The last straw that resulted in my decision to end my standardization work was the lame events at the WG17 meeting at Pasadena. Tired of the lack of sensible priorities in the discussion of the standardization proposals, I succeeded I changing the meeting’s agenda, convincing the others participants to discuss the Core Revision proposal instead of spending another annual meeting discussing DCGs and Globals. Nothing wrong, of course, with DCGs and Globals. Both are worthy subjects for standardization. But fixing and improving the Core Prolog standard is the most important and urgent task. We discussed the Core Revision proposal in the morning, going from A to Z, making decisions and identifying contention aspects that would merit further discussion for the next revision of the proposal. At the end of the morning, I was pretty satisfied with the results and leaved to catch my flight back home, thus unable to attend the WG17 meeting in the afternoon. The remaining participants decided, without me as the editor of the Core Revision proposal being present, to go back and change the decisions made in the morning. I found this behavior regrettable and disrespectful. I also found some of the afternoon decisions will informed and resulting from an apparent lack of knowledge of the current, published standards. Moreover when most of participants aren’t aware that a Core Revision proposal even existed before this meeting and never participated in previous discussions about this proposal.

I still believe that standardization is vital for the future of Prolog as a programming language. But the current ISO process is the wrong way to do it. Case in point. Standardization proposals are voted by countries, instead of being voted by implementers and users groups.
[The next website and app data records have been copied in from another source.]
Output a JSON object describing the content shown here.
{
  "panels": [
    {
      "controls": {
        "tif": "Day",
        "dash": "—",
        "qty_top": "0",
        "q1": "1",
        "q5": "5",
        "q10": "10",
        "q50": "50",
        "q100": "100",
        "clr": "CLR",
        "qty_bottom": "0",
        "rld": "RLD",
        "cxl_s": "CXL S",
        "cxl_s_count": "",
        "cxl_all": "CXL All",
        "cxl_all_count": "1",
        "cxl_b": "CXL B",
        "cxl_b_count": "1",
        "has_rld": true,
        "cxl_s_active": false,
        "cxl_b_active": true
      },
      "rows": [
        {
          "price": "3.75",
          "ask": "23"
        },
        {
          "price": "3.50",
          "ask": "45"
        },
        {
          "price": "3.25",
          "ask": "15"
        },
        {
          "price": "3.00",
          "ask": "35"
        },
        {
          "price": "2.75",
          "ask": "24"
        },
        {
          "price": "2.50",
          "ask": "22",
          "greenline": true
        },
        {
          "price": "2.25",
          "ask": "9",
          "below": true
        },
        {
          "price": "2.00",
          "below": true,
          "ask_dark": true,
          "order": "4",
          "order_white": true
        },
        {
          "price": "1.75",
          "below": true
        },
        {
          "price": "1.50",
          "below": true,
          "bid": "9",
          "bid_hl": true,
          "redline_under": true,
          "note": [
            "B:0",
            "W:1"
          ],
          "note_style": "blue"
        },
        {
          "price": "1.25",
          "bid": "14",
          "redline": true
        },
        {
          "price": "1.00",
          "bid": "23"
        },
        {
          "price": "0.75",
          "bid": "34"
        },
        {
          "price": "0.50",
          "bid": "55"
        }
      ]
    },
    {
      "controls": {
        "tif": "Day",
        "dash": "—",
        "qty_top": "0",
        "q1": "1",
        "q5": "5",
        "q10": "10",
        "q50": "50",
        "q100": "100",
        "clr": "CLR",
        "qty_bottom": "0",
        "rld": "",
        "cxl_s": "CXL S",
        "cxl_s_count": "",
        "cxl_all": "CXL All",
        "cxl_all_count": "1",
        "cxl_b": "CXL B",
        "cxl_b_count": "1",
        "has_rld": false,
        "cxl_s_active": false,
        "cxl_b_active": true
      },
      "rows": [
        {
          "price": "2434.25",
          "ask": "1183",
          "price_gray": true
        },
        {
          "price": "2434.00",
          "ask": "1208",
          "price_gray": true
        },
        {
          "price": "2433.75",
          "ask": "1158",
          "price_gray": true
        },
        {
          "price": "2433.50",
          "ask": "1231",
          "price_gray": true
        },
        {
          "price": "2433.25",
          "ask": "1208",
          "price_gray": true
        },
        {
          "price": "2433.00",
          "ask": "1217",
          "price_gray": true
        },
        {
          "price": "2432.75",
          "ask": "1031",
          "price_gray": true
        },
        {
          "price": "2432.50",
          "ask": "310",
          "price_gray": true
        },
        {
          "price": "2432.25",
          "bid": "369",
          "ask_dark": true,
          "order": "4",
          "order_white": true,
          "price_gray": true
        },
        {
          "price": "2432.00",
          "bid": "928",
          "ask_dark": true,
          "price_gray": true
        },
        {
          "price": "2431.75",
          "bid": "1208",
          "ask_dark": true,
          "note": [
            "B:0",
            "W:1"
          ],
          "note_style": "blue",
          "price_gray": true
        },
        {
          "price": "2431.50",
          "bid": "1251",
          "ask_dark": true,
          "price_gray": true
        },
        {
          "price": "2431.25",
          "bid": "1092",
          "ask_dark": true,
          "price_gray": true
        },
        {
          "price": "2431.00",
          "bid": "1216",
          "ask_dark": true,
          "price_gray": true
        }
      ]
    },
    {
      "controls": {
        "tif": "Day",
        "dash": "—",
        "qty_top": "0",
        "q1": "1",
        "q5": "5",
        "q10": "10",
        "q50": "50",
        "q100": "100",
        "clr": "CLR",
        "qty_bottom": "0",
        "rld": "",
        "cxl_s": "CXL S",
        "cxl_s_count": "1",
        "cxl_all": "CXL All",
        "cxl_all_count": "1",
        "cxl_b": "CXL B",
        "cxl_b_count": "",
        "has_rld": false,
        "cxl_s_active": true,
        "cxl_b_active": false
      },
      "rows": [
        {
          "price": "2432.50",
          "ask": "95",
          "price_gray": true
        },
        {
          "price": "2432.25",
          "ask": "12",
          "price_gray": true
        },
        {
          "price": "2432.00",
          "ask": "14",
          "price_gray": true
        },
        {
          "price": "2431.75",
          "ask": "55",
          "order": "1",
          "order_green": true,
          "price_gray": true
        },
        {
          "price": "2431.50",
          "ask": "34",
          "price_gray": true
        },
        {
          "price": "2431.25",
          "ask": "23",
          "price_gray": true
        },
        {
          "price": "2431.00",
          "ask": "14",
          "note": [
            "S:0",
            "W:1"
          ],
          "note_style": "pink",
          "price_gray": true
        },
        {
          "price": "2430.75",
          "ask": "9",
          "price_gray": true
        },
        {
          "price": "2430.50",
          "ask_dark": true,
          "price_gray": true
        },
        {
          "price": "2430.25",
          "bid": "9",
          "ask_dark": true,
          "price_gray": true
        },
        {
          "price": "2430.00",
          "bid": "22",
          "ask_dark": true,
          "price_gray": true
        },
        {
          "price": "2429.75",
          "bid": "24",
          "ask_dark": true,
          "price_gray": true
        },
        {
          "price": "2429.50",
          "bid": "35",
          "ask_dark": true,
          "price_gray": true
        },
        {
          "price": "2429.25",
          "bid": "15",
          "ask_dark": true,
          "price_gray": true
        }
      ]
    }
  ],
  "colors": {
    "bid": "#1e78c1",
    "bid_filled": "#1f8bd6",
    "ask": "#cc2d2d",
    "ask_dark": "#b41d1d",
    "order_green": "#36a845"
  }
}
Implementers always decided if a proposal is worthy, by implementing it, or if is worthless, by ignoring it (think ISO Prolog Part 2: Modules). Users are the ones using and claiming for a better language.

A saddening aspect of the ISO standardization process is the lack of perception from outsiders that people working on proposals and participating in meetings are volunteers and not necessarily experts on the matters being discussed. I can understand that outsiders find some aspects of the proposals poorly formulated or completely wrong. I cannot understand that, instead of criticizing the proposals and suggesting alternatives, outsiders choose to insult the volunteers that are doing their best to improve the current standards.

Visibility and openness of the standardization work is also a problem. There are standardization discussion forums and a mailing list. Both are mostly ignored. Neither is listed in the official WG17 web site. It gets tiresome quickly to keep explaining and repeating arguments because people either want to remain anonymous when giving feedback to the current proposals or have no knowledge of the reasoning and previous discussions behind the proposals.

Improving the current, published Prolog standards, requires the courage to recognize past errors and fix them, even if that results in revoking and replacing them with hopefully better specifications. Some people refuse this path and desperately cling to the past, painting the whole standardization process in a corner. I have no patience left for this nonsense.

More could be said about the problems in the current ISO standardization process but I hope that the few ones described above are enough for you to understand my decision. Many thanks to all the people that contributed to get this far in my standardization efforts. Hopefully others with more time and energy will continue from here. My only advice, if I may give one, is: throw away the current ISO standardization process and start a new, grassroots movement that brings together implementers and user groups. Some good examples can be found in the recent web standardization processes and in other programming language communities.